the best place to get a martini in london
Dukes Bar in Mayfair is one of the most fantastic martini bars in the world. They have a relatively small selection of gins available but it is absolutely fantastic. They only allow you to drink two.
how does london need to evolve as a food city
London is growing everywhere but it is finding places like Dalston where exciting things are happening before it becomes overly commercial. In Japan, where I lived there were a lot of small businesses - shops, restaurants and bars throughout the city. I don't know how they did it but I think that London needs to find a similar way to maintain that level of independence.
new to london
Borough Market is always an interesting place. There are also a lot of good food markets such as Spa Terminus down the road from here. This is where I go every Saturday when I am in London because I get the quality. I get to support other business and you meet people who care about their products and what they do.

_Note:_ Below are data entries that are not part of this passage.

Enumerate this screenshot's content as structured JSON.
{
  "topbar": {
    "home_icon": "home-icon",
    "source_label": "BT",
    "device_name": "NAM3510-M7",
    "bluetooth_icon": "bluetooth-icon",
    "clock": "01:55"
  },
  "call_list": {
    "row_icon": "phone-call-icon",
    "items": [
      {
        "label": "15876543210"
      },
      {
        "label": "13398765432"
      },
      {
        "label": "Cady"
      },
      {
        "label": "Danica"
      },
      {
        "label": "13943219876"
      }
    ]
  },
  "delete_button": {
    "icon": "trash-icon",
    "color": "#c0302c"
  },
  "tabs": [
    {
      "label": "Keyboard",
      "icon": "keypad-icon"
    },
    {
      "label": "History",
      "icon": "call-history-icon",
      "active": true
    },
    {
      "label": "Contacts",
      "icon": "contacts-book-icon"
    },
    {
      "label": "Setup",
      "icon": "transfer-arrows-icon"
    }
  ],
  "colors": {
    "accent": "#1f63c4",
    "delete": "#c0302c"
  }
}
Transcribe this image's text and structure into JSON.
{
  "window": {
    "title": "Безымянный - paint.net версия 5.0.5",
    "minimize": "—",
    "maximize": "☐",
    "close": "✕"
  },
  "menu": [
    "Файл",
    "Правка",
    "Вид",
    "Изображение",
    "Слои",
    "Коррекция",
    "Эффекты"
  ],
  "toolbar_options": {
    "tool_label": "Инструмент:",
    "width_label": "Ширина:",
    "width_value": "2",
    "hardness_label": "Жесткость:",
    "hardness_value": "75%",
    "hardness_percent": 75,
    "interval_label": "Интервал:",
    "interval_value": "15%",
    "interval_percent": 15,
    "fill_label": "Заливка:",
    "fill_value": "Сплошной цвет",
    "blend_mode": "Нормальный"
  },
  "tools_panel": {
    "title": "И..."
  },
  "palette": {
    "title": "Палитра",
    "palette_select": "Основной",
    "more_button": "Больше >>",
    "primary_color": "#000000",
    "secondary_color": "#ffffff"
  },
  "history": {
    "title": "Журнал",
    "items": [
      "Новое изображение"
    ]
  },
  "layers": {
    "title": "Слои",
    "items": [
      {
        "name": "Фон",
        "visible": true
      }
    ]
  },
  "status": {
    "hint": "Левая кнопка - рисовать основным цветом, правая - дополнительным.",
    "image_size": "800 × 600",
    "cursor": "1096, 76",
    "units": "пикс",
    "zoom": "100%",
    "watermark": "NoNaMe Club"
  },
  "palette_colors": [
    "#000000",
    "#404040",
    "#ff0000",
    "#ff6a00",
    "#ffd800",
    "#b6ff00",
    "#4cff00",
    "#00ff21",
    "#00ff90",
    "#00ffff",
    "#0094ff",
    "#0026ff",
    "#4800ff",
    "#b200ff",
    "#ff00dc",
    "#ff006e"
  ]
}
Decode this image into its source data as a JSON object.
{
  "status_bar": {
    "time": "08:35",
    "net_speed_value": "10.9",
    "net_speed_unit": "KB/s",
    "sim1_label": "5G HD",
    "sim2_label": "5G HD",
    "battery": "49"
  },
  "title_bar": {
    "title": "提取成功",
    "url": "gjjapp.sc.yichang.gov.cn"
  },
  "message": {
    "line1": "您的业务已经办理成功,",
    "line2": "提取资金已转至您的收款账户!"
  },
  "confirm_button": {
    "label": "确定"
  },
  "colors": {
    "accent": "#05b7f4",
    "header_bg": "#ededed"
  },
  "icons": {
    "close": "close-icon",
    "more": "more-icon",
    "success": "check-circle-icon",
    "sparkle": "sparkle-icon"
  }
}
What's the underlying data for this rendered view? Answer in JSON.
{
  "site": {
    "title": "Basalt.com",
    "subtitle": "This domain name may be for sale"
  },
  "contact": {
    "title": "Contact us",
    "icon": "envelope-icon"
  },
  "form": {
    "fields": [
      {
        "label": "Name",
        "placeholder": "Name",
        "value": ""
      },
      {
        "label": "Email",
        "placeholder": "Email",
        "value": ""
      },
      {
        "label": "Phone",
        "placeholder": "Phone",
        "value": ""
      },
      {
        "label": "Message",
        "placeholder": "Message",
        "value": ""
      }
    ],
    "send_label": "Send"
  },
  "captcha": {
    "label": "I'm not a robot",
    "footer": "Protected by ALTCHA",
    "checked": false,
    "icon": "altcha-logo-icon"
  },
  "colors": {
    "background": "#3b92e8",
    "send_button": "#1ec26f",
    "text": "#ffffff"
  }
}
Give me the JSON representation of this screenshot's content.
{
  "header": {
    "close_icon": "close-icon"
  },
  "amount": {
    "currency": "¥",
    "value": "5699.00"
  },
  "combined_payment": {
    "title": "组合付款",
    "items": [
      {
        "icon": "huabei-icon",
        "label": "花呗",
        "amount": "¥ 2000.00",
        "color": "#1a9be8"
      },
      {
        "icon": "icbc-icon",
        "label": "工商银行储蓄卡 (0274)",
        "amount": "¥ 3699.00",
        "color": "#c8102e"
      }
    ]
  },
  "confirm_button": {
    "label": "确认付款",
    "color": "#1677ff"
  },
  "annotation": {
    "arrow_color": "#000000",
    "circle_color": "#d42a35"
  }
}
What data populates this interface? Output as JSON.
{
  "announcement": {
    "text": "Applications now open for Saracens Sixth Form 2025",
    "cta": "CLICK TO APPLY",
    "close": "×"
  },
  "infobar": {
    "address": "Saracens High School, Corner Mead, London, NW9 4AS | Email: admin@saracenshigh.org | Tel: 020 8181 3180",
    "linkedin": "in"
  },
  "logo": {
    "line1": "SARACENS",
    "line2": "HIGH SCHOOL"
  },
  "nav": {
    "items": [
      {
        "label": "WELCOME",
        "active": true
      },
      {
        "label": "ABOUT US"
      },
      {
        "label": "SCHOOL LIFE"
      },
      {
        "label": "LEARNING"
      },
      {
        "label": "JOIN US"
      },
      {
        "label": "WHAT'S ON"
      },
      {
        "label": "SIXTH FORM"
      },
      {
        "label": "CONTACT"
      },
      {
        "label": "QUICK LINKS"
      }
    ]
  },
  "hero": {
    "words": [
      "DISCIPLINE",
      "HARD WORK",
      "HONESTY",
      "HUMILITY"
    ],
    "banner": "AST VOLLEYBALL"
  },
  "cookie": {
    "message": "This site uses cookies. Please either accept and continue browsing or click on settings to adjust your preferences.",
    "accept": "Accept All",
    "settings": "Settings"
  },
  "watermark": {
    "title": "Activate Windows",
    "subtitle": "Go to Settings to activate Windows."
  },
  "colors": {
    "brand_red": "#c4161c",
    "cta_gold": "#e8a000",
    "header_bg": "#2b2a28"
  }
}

for your address book
Balthazar, 4-6 Russell St, London WC2B 5HZ
Dukes Bar at Dukes Hotel, 35 St James's Pl, London SW1A 1NY
Fera at Claridge’s, Claridge’s, 49 Brook St, London W1K 4HR
Fortnum & Mason, 181 Piccadilly, London W1A 1ER
Borough Market, 8 Southwark St, London SE1 1TL
Selfridges & Co, 400 Oxford Street, London W1A 1AB
Spa Terminus, Dockley Road Industrial Estate, Dockley Rd, London SE16 3SF
The Connaught Hotel, Carlos Pl, London W1K 2AL
The Mandarin Oriental, 66 Knightsbridge, London SW1X 7LA
The Savoy, Strand, London WC2R 0EU
Fiona Symington-Mitchell is an Australian freelance writer living in London. She has published with Modern Farmer, Remedy Quarterly, Countlan magazine, Food& and de Groot Media Australia across its food guide publications.